Stephen Colbert used the air traffic delays arising out of the budget sequester as his jumping off point to skewer Rogoff and Reinhart (RR). Watch the fun below. Obviously, the case for aggressive and immediate fiscal austerity is much tougher to make now. You can also see Colbert interview UMass Armherst graduate student Thomas Herndon, one of the authors of the paper that debunked RR, here.
However, it seems odd to me (and, apparently, The Wall Street Journal) that a relatively modest budget cut would create a huge air traffic pile-up. As the Journal reports, the sequester cut less than 4 percent from the FAA’s budget. However, the White House has apparently decided to transpose this 4 percent cut — a cut that it has the legal discretion to avoid — into a 10 percent cut for air traffic controllers. Moreover, even “[t]hough controllers will be furloughed for one of every 10 working days, four of every 10 flights won’t arrive on time. The FAA projects the delays will rob one out of every three travellers of up to four hours of their lives waiting at the major hubs.”
The Journal alleges that the White House “is actively creating even more delays, cancellations and missed connections in order to incite a public outcry on behalf of bigger government.” The Washington Post seems generally to agree, if less forcefully: “the airlines argue, plausibly, that the FAA could have carried out the furloughs with far less impact on air travelers, even if the sequestration law gave it no choice whether to impose them.”
Enforcing the sequester in this way sure smells like an example of the Washington Monument strategy, which “involves fighting against budget cuts by focusing, and if possible shifting cuts, to the most popular and visible services an agency provides — thus the Park Service would react to a budget cut by threatening to close the Washington Monument, figuring that disappointed tourists would flood their Member of Congress’s office complaining about it.” The other (seldom discussed) advantage of this strategy is that it allows bureaucrats to assert that their department has no fat to cut — thus the difficult and unpopular action. In other words, the proffered necessary (if implicit)conclusion is that since there are only extremely important budgetary items to cut, no cuts were and are warranted and, indeed, an increased budgetary allocation is probably essential.
The Washington Monument strategy works because, much as the public hates Congress but supports “their” individual Member of Congress, the public dislikes “government spending” and thinks “government waste” is a big deal but doesn’t want to kill individual programs. Yet again, it seems as though politics takes precedence over good policy, not to mention common sense.
How much discretion is there regarding where and how much to cut? See this post from Howard Fineman regarding George Will’s assertion that the White House is deliberately directing the cuts. Congress passed a law in 1985 that explicitly forbids this, by law.
I don’t suggest that Republicans deserve no criticism, but I think the problem is broader than you seem to suggest.
Thanks for reading and commenting.

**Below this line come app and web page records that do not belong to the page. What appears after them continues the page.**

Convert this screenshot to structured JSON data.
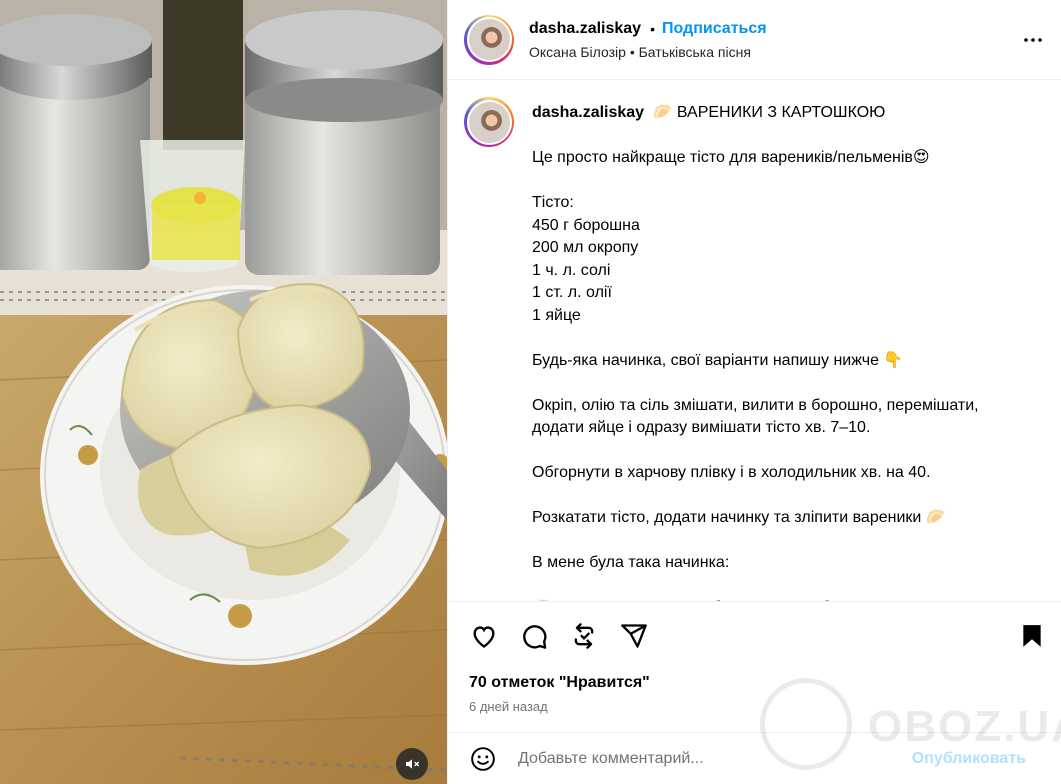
{
  "post": {
    "username": "dasha.zaliskay",
    "separator": "•",
    "follow_label": "Подписаться",
    "audio": "Оксана Білозір • Батьківська пісня",
    "more_icon": "more-horizontal-icon"
  },
  "caption": {
    "username": "dasha.zaliskay",
    "title": "🥟 ВАРЕНИКИ З КАРТОШКОЮ",
    "lines": [
      "Це просто найкраще тісто для вареників/пельменів😍",
      "",
      "Тісто:",
      "450 г борошна",
      "200 мл окропу",
      "1 ч. л. солі",
      "1 ст. л. олії",
      "1 яйце",
      "",
      "Будь-яка начинка, свої варіанти напишу нижче 👇",
      "",
      "Окріп, олію та сіль змішати, вилити в борошно, перемішати,",
      "додати яйце і одразу вимішати тісто хв. 7–10.",
      "",
      "Обгорнути в харчову плівку і в холодильник хв. на 40.",
      "",
      "Розкатати тісто, додати начинку та зліпити вареники 🥟",
      "",
      "В мене була така начинка:",
      "",
      "🥟 Картопляне пюре з обсмаженою цибулею"
    ]
  },
  "actions": {
    "icons": [
      "heart-icon",
      "comment-icon",
      "repost-icon",
      "share-icon",
      "bookmark-icon"
    ]
  },
  "likes_text": "70 отметок \"Нравится\"",
  "time_ago": "6 дней назад",
  "comment": {
    "placeholder": "Добавьте комментарий...",
    "publish_label": "Опубликовать"
  },
  "watermark": "OBOZ.UA",
  "colors": {
    "link_blue": "#0095f6",
    "publish_disabled": "#b2dffc",
    "secondary_text": "#737373"
  }
}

I think that we would agree that members of both parties have political intent and act out for their own or their party’s advantage. But I have noticed that the degree to which one side or the other sees malevolent intent is often strongly correlated with their own political leaning. Hence, Obama (or McConnell) as ‘the Great Satan’.
By the way, the more Colbert, the better. The clips were hilarious.
We do agree on that. Thanks.